Saracens 46-6 Clermont Auvergne
Burger with a performance to relish
Tom Hamilton at Twickenham
April 26, 2014
Jacques Burger put in a remarkable performance © Getty Images
It was a remarkable victory built on Saracens' defence with Jacques Burger putting in a performance for the ages. The superb Saracens openside made 27 tackles, turned over the ball at will and generally caused a sense of panic in Clermont's ranks. If ever there was an apt recipient for Man of the Match, it was Burger.
Saracens are now through to their first Heineken Cup final and after years of making noise off the pitch, they are chasing two trophies to add to their Aviva Premiership triumph back in 2011. For Saracens, the manner in which they made Clermont look ordinary is testament to the club as a whole. Off the field marketing, gimmicks can only go so far, you need the team to deliver and that it did at Twickenham on Saturday.

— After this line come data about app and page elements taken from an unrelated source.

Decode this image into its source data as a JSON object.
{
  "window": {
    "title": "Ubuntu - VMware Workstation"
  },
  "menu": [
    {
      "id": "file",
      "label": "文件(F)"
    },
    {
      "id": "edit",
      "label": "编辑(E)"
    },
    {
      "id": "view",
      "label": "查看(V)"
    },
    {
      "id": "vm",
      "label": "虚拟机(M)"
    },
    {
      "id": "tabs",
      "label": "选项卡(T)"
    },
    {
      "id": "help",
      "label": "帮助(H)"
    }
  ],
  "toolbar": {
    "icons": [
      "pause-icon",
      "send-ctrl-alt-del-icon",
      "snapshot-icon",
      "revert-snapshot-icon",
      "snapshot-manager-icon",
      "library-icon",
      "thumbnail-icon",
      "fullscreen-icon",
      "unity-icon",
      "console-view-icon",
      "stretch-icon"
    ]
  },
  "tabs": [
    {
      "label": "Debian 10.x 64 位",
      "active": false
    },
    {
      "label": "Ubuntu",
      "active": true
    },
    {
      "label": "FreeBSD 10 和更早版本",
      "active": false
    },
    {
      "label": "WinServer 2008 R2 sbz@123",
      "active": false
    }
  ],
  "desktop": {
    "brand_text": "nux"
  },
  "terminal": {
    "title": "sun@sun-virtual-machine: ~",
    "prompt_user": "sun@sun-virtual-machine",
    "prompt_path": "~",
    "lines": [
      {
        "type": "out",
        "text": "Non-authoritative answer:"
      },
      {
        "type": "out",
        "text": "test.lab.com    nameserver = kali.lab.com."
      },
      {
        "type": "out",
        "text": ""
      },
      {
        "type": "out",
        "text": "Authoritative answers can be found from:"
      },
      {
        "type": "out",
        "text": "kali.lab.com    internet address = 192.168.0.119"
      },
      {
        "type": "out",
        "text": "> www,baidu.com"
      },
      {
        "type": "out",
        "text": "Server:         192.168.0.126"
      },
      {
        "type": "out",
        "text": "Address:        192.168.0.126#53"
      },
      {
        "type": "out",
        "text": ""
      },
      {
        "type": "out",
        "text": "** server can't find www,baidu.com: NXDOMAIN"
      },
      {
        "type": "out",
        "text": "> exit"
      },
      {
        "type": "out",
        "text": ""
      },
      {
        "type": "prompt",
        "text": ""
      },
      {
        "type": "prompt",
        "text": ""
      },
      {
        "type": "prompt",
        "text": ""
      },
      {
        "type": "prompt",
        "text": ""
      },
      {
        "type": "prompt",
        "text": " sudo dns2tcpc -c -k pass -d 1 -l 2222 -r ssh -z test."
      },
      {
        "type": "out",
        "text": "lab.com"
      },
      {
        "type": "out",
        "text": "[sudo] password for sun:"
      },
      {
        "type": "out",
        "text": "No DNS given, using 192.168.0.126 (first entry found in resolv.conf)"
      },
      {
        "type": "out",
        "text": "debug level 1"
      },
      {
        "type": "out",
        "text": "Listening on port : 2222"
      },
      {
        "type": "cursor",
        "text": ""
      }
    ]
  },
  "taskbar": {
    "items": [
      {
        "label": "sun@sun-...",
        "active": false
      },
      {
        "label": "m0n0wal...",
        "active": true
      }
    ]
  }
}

The talk leading up to the game surrounded the poor attendance expected at Twickenham and those fears were realised with just 25,942 coming to the game. The number of green, empty seats will do little to boost European domestic rugby's image and the apathy supporters showed the match is something the new tournament must address next season.
But those that did make the effort witnessed a unique performance; the eventual 40-point margin of victory was the highest at the semi-final stage in this fine tournament's history. Those in the stands saw a Saracens team play with a lethal cutting edge and no sense of awe as they faced Clermont, a team with a pedigree as one of Europe's premier sides.

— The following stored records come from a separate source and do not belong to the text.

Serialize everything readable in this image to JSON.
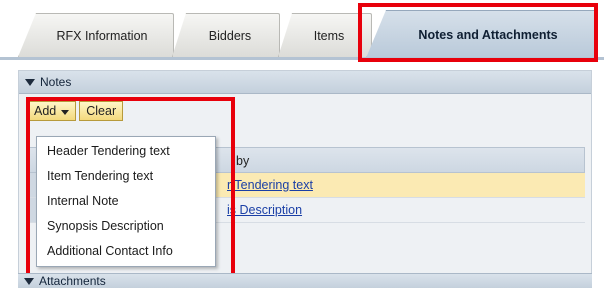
{
  "tabs": [
    {
      "label": "RFX Information"
    },
    {
      "label": "Bidders"
    },
    {
      "label": "Items"
    },
    {
      "label": "Notes and Attachments",
      "active": true
    }
  ],
  "notes_panel": {
    "title": "Notes",
    "add_label": "Add",
    "clear_label": "Clear",
    "column_header": "by",
    "rows": [
      {
        "link": "r Tendering text"
      },
      {
        "link": "is Description"
      }
    ]
  },
  "add_menu": {
    "items": [
      "Header Tendering text",
      "Item Tendering text",
      "Internal Note",
      "Synopsis Description",
      "Additional Contact Info"
    ]
  },
  "attachments_panel": {
    "title": "Attachments"
  },
  "colors": {
    "highlight": "#e8000b",
    "active_tab": "#c4d3e2",
    "button": "#f3d97d",
    "selected_row": "#fbeab3",
    "link": "#1a3fa6"
  }
}
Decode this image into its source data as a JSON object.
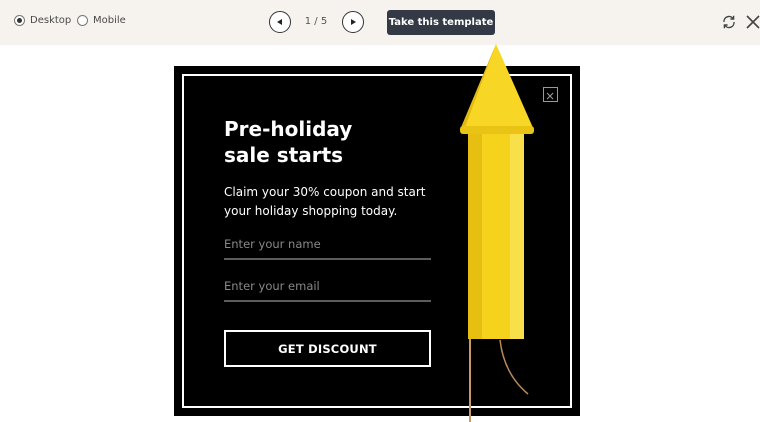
{
  "toolbar": {
    "view_options": [
      {
        "label": "Desktop",
        "selected": true
      },
      {
        "label": "Mobile",
        "selected": false
      }
    ],
    "pagination": {
      "current": 1,
      "total": 5,
      "label": "1 / 5"
    },
    "take_template_label": "Take this template",
    "icons": {
      "prev": "triangle-left-icon",
      "next": "triangle-right-icon",
      "refresh": "refresh-icon",
      "close": "close-icon"
    }
  },
  "popup": {
    "headline_line1": "Pre-holiday",
    "headline_line2": "sale starts",
    "subtext": "Claim your 30% coupon and start your holiday shopping today.",
    "name_placeholder": "Enter your name",
    "email_placeholder": "Enter your email",
    "cta_label": "GET DISCOUNT",
    "close_icon": "close-icon",
    "image": "yellow-firework-rocket",
    "colors": {
      "background": "#000000",
      "text": "#ffffff",
      "rocket": "#f5d21c",
      "button_dark": "#333a46"
    }
  }
}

Clermont's attack was blunt and lacked imagination. Despite their supporters' best efforts to raise their team with constant drum banging throughout, only Wesley Fofana offered a spark in the backline but they never got going.
This was due to Saracens' defence. Clermont simply had no answer to their ferocity at the breakdown and the bulldozing Burger. Saracens also had that key added ingredient, luck.
Referee Nigel Owens, widely regarded as the world's best official, will come in for scrutiny for his decision to award a first-half penalty try to Saracens after Brock James knocked the ball into touch in his own in-goal area while under pressure from Marcelo Bosch. It was a harsh decision as for all the world it looked like James was going for the ball with the intention of catching it rather than looking for the emergency option of knocking it straight over the dead-ball line. A penalty would have been a fairer outcome.
Owen Farrell's try, and Saracens' third, came after the ball bounced off his knee rather than his outstretched hand. On nine occasions out of 10, his hand would have brushed the ball and the try would have been chalked off, but not today.
Luck aside, Chris Ashton put down a marker ahead of England's summer tour with two tries. Both efforts needed him to be at the right place at the right time, but that is the sign of a good finisher. His double sees him become the first player to register 11 tries in a Heineken Cup season. He also did well in defence putting in a try-saving tackle on Vincent Debaty.
Elsewhere, Alex Goode performed well at fullback and rarely put a foot wrong while Bosch offered an assured presence in the midfield. The Saracens supporters have clearly taken to their Argentinean outside centre as when a long-distance penalty was awarded to their team, the immediate cry was "Bosch, Bosch, Bosch".
But it was Burger who collected the plaudits and rightly so. How his body is still going is a medical mystery; he has absolutely no regard for his own safety, and at times to be fair the opposition's, as he flies into rucks and players. The Clermont back-row is not an insignificant one with Julien Bonnaire one of Europe's premier blindsides and Fritz Lee enjoying a successful first season for Clermont, but it was an area of the field completely governed by Burger.
Alongside pre-match mention of empty seats was also talk of this match being an important occasion for two individuals - Saracens' skipper Steve Borthwick and Clermont's coach Vern Cotter, At the end of the season Borthwick retires while Cotter takes charge of Clermont but it will be the quietly-spoken busted-nose second-row who has a final shot at winning the tournament that has evaded him in the past.
Two years ago Saracens lost 22-3 to Clermont in the quarter-finals, Sarries boss Mark McCall said his team felt they never "threw a punch" back then. Today they threw everything at Clermont and it paid off handsomely. This was one of the finest performances by an English side in Europe and they will take some stopping in the final.
© ESPN Sports Media Ltd
Tom Hamilton is the Associate Editor of ESPNscrum.